I urge all readers to take time to peruse Jeff Lindsay’s excellent article in Meridian.
Lindsay’s point is that we as Latter-day Saints should be very hesitant to trust so many government authorities who are calling for American involvement in the Russian invasion of Ukraine, including calls for “no-fly zones” and other military exercises that would widen the war.
Lindsay’s essay is long, but here are the key paragraphs:
The specter of war these days, as in days of old, is linked to corruption and villainy of all kinds. War is now the ultimate playground for the greedy and power hungry. We must approach war with the caution and alertness that Eisenhower calls for. It’s not a time for trust and blind faith in humans who tend to be wicked and easily corrupted. We want America to be the good guy, the knight on a rainbow-colored horse that brings happiness to the masses of the world, but as the Book of Mormon sort of says, constant warfare never was happiness.
As we begin a new round of “rumors of war” and the “patriotic” stirring up of the masses to prepare us to engage in another major war far from our borders, this might be a good time to ponder the red flags of war and of misguided trust before we blindly trust what we are told and asked to do. With the numerous and increasingly popular calls for the US and NATO to enforce a “no-fly zone” over Russia, we need to understand that such intrusion marks the beginning of a real war. Wars are often promoted as something simple — “we’ll just use a few airplanes and missiles, no boots on the ground” — but once engaged, things always get more complicated especially when we learn, sometimes year later, that the goal was not victory after all.
If the cause for war is just, we don’t need to rely on propaganda and censorship and must utterly shun deceit and lies. Let it be debated based on facts and let Congress declare it. But the cause for war is appropriate under the Constitution of this land, explain why it is necessary. There are bad guys causing war and invading countries all the time. Can we really be expected to join every battle? We seem to trust in bullets and bombs as the way to right every wrong, almost to the point of idolatry, as President Spencer W. Kimball once pointed out in one of the most neglected and most important messages from a modern prophet. In his June 1976 message in the Ensign, “The False Gods We Worship,” President Kimball made some strong comments that challenged many in the Church:

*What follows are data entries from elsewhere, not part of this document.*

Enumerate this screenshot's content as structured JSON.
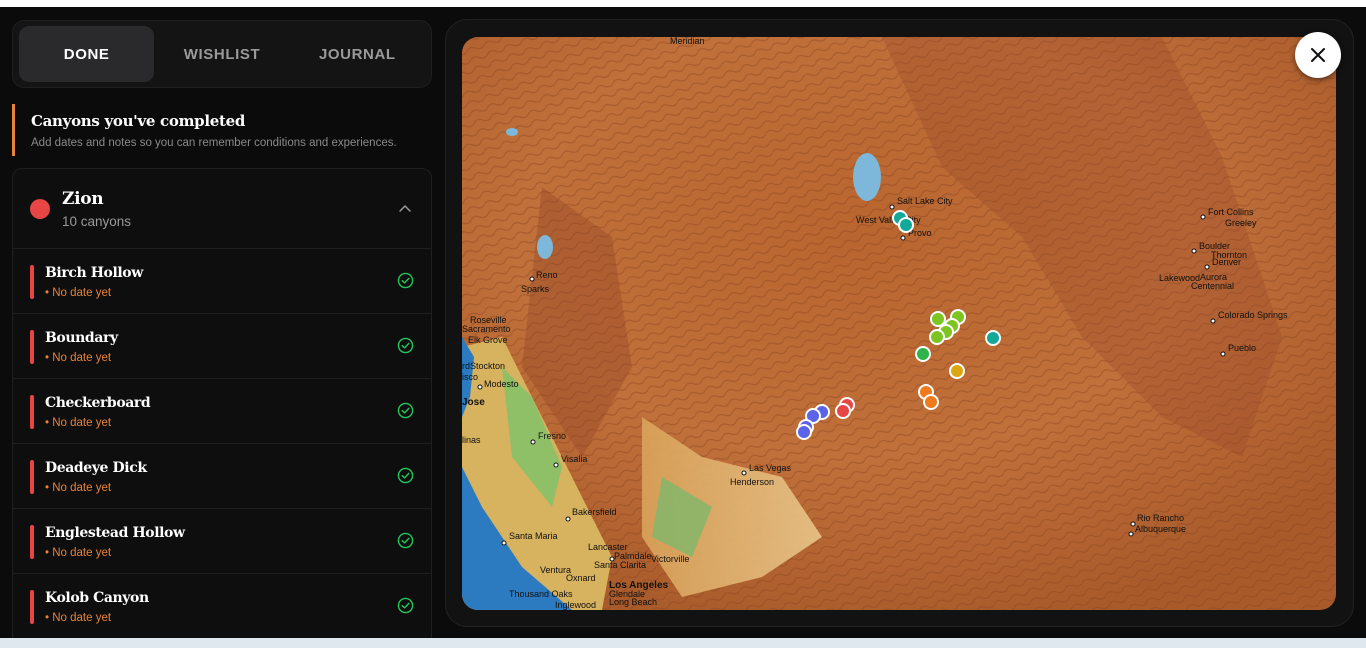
{
  "tabs": [
    {
      "label": "DONE",
      "active": true
    },
    {
      "label": "WISHLIST",
      "active": false
    },
    {
      "label": "JOURNAL",
      "active": false
    }
  ],
  "section": {
    "title": "Canyons you've completed",
    "subtitle": "Add dates and notes so you can remember conditions and experiences."
  },
  "group": {
    "name": "Zion",
    "count": "10 canyons",
    "color": "#e84545"
  },
  "canyons": [
    {
      "name": "Birch Hollow",
      "date": "• No date yet"
    },
    {
      "name": "Boundary",
      "date": "• No date yet"
    },
    {
      "name": "Checkerboard",
      "date": "• No date yet"
    },
    {
      "name": "Deadeye Dick",
      "date": "• No date yet"
    },
    {
      "name": "Englestead Hollow",
      "date": "• No date yet"
    },
    {
      "name": "Kolob Canyon",
      "date": "• No date yet"
    }
  ],
  "map": {
    "close_icon": "close-icon",
    "cities": [
      "Meridian",
      "Salt Lake City",
      "West Valley City",
      "Provo",
      "Fort Collins",
      "Greeley",
      "Boulder",
      "Thornton",
      "Denver",
      "Lakewood",
      "Aurora",
      "Centennial",
      "Colorado Springs",
      "Pueblo",
      "Reno",
      "Sparks",
      "Roseville",
      "Sacramento",
      "Elk Grove",
      "Stockton",
      "Modesto",
      "San Jose",
      "Fresno",
      "Visalia",
      "Las Vegas",
      "Henderson",
      "Bakersfield",
      "Santa Maria",
      "Lancaster",
      "Palmdale",
      "Victorville",
      "Santa Clarita",
      "Ventura",
      "Oxnard",
      "Los Angeles",
      "Thousand Oaks",
      "Glendale",
      "Long Beach",
      "Inglewood",
      "Rio Rancho",
      "Albuquerque"
    ],
    "marker_colors": {
      "zion": "#e84545",
      "blue": "#5b63e8",
      "green": "#2db34a",
      "lime": "#7cc421",
      "teal": "#14a89a",
      "orange": "#ee7a1d",
      "amber": "#dca512"
    }
  }
}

In spite of our delight in defining ourselves as modern, and our tendency to think we possess a sophistication that no people in the past ever had—in spite of these things, we are, on the whole, an idolatrous people—a condition most repugnant to the Lord.
We are a warlike people, easily distracted from our assignment of preparing for the coming of the Lord. When enemies rise up, we commit vast resources to the fabrication of gods of stone and steel—ships, planes, missiles, fortifications—and depend on them for protection and deliverance. When threatened, we become antienemy instead of pro-kingdom of God; we train a man in the art of war and call him a patriot, thus, in the manner of Satan’s counterfeit of true patriotism, perverting the Savior’s teaching:
“Love your enemies, bless them that curse you, do good to them that hate you, and pray for them which despitefully use you, and persecute you;
“That ye may be the children of your Father which is in heaven.” (Matt. 5:44–45.)…
What are we to fear when the Lord is with us? Can we not take the Lord at his word and exercise a particle of faith in him? Our assignment is affirmative: to forsake the things of the world as ends in themselves; to leave off idolatry and press forward in faith; to carry the gospel to our enemies, that they might no longer be our enemies.
We must leave off the worship of modern-day idols and a reliance on the “arm of flesh,” for the Lord has said to all the world in our day, “I will not spare any that remain in Babylon.” (D&C 64:24.) …
As we near the year 2,000, our message is the same as that which Peter gave. And further, that which the Lord himself gave “unto the ends of the earth, that all that will hear may hear:
“Prepare ye, prepare ye for that which is to come, for the Lord is nigh.” (D&C 1:11–12.)